A newsmaker you should know: Radio host's liner notes on jazz CDs may be historic
David Fabilli is doing more than making money by being an annotator -- that is, writing liner notes for CDs. He believes that he's also making a permanent legacy.
The Friendship resident's most recent work can be found on tenor saxophonist Houston Person's most recent album, "Naturally," released in October on HighNote Records and currently near the top of the jazz charts.
"These records are going to be around a hundred years from now," Mr. Fabilli says. "My imprint and my contribution will have a very, very long shelf life."
Mr. Fabilli has had a connection to music since childhood -- he played woodwind instruments from first grade to his early college days but eventually shifted to reviewing music. He now teaches radio broadcasting at Point Park University.
One of the most seasoned on-air personalities on local jazz radio and known professionally as David Jaye, he began writing liner notes, the information on booklets inside CD cases, originally as a favor.
"I actually got into it because of [saxophonist] Eric Kloss -- he and I were very good friends," Mr. Fabilli says. "He was doing an album for Muse Records" and asked Mr. Fabilli to write notes for that. "The record label president didn't mind."
Eventually Muse fell under the ownership of HighNote Records.
While he had done only a few more records, in 1991, local saxophonist Kenny Blake invited him to do liner notes for his national breakout CD "Interior Design," which eventually became top 15.
"The last 20 years I've done 20 records, [either] liner notes or compilation production," Mr. Fabilli says. "I just turned in liner notes for Kenny Blake's latest record," to be released later this year. However, "Working on these records is frustrating because I'm working on much tighter deadlines."
For his work, Mr. Fabilli now belongs to the National Academy of Recording Arts and Sciences -- the folks who sponsor the Grammy Awards. That is, he gets to vote on nominations.
"You need to do six to join," he says. "There's [even] a [Grammy] category" for that, he says.
His experience in broadcasting lends him the expertise to critique jazz records.
"I've been doing jazz radio for 30 years, did WDUQ for 20 years," Mr. Fabilli says. He also served as program director at WYJZ, now WAMO-AM and which also played jazz, and also did weekends at the late, lamented WJJJ, which switched its smooth-jazz format in 1999.
There, "I was kind of the utility guy," he says. "If someone couldn't make it, I'd fill in. They did a lot of live shows -- we got a chance to do personal appearances. I really enjoyed working with them," he says.

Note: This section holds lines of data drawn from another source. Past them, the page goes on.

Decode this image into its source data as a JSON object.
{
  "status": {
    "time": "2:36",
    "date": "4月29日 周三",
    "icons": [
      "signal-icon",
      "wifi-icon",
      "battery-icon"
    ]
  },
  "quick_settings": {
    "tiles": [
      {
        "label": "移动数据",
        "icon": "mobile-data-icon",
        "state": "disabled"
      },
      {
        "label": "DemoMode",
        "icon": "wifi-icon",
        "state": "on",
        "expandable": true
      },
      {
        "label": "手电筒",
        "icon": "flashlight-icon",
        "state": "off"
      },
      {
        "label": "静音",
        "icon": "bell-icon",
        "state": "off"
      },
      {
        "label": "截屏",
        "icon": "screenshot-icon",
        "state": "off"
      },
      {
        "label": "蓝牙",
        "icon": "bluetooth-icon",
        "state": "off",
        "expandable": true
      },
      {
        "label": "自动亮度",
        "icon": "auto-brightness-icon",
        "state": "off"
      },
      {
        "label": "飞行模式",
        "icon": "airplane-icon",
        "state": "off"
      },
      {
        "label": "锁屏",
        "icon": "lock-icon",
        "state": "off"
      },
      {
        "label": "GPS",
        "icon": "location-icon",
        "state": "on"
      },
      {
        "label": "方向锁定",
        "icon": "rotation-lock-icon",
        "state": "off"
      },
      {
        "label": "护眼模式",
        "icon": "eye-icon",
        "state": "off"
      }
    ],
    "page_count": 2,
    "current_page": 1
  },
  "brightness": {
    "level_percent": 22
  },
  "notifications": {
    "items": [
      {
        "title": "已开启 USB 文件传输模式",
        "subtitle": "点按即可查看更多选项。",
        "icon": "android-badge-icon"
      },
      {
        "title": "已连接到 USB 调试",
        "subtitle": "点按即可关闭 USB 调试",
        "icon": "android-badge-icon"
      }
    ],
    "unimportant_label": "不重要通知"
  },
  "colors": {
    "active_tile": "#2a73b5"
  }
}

And as far as radio, "Tony [Mowod] is probably the only guy who's done more than I have," he says.
First Published January 17, 2013 6:03 am